There has been a lot of comment recently about the FSA’s retail distribution review and a lot of attention has focused on commission and whether it should continue to be paid to professional advisers – those highly qualified advisers serving customers who need the full range of advice.
Although this is an important topic, it is essential not to lose sight of the other aspects of the RDR relating to proposals for a new form of segmentation of the market for regulated investment advice. Those proposals may then lead to possible changes over how advisers should be paid for the services they provide.
The market would be split into two parts – professional financial planning and primary advice.
The need for the split stems from the need to strengthen existing regulatory requirements. Stronger regulations and higher professional standards will increase the costs of providing services to consumers. This will result in fewer firms but with higher standards and only wealthier consumers being able to afford the cost of the services.
Advisers offering “full advice” would include professional financial planners and general financial advisers.
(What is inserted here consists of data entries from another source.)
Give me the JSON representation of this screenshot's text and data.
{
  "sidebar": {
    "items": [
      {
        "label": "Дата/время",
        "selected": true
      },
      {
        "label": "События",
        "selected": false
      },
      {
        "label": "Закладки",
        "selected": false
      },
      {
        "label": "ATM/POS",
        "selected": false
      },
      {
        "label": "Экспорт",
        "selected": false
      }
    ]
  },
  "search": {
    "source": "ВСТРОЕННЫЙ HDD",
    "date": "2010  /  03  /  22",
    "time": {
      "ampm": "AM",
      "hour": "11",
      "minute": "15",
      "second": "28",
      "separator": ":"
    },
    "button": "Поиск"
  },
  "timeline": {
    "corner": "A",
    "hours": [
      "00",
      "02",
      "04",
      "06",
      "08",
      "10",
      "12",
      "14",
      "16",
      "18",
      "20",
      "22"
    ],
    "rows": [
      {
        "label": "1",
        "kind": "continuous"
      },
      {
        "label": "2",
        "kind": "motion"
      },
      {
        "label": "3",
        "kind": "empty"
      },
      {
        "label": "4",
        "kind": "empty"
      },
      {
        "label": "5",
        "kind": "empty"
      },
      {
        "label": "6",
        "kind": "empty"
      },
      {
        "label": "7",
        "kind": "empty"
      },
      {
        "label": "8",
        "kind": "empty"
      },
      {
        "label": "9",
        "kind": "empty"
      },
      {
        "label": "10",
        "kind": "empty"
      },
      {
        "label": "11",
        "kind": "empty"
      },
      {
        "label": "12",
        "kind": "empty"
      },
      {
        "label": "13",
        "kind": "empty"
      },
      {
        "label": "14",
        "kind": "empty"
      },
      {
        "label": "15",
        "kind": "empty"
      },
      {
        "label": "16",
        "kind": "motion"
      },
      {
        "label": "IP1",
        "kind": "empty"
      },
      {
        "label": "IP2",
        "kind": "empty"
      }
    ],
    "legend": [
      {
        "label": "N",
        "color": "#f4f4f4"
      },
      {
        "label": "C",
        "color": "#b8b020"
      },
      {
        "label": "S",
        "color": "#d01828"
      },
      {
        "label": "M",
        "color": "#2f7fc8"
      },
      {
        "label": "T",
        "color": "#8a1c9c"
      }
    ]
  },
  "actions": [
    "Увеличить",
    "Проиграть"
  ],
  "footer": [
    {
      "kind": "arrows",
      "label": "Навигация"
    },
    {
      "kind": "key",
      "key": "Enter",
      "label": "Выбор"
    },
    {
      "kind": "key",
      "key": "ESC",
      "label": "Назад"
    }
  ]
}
Professional financial planners would have to meet higher minimum training requirements than today’s IFAs. Their remuneration would only be in a form that had been agreed with customers in advance, called customer agreed remuneration.
In practice, remuneration would be fee-based. Only professional advisers would be allowed to call themselves “independent”.
The question of whether fee-based advisers would be able to get commission has caused consternation in the industry. The RDR addresses this point, stating “fee-based to mean any advisory remuneration derived in discussion with the customer and not influenced by the product provider and includes commission payments, including these expressed as a percentage of ongoing funds under management but only where such payments have been determined with the customer’s agreement”.
It is not difficult to see customer agreed remuneration based on a fee calculated at an hourly rate but which might be offset by any commission paid under an investment product taken out by the client. Indeed, the commission may not meet the cost of the advice, in which case, the client would make up the difference.
General financial planners would be able to continue to provide similar services as now but would have lower training requirements similar to the minimum required today. It is likely that they would have to satisfy higher prudential and supervisory requirements than professional planners.
Consumers on lower incomes (the RDR uses as an example people with incomes of between £25,000 and £50,000) and who may not be able to afford the full financial advice offered by professional financial planners would have their needs met by firms offering straightforward advice on simple products known as primary advice. The RDR expects that a wide variety of firms would be interested in offering primary advice.
Although higher standards for training and more transparent forms of remuneration should be rewarded with regulatory incentives, these incentives should not be restricted to membership of the club sitting at the top of the market.
Capital requirements and levels of supervision should be based on a wider range of factors such as standards of expertise, remuneration systems, the number of complaints, quality of standards and controls.
The better a distributor scores across the spectrum, the lower its prudential and supervisory requirements should be. Such an approach would create incentives for better conduct throughout the industry.
Advisers need to consider how the market segments envisaged by the RDR might affect them. Do their business models cater for clients who, in the main, need primary or specialist advice? These considerations are more important than worrying about whether a small proportion of their clients will have to pay for advice through fees rather than commission.
Tony Reardon is principal of Reardon Consulting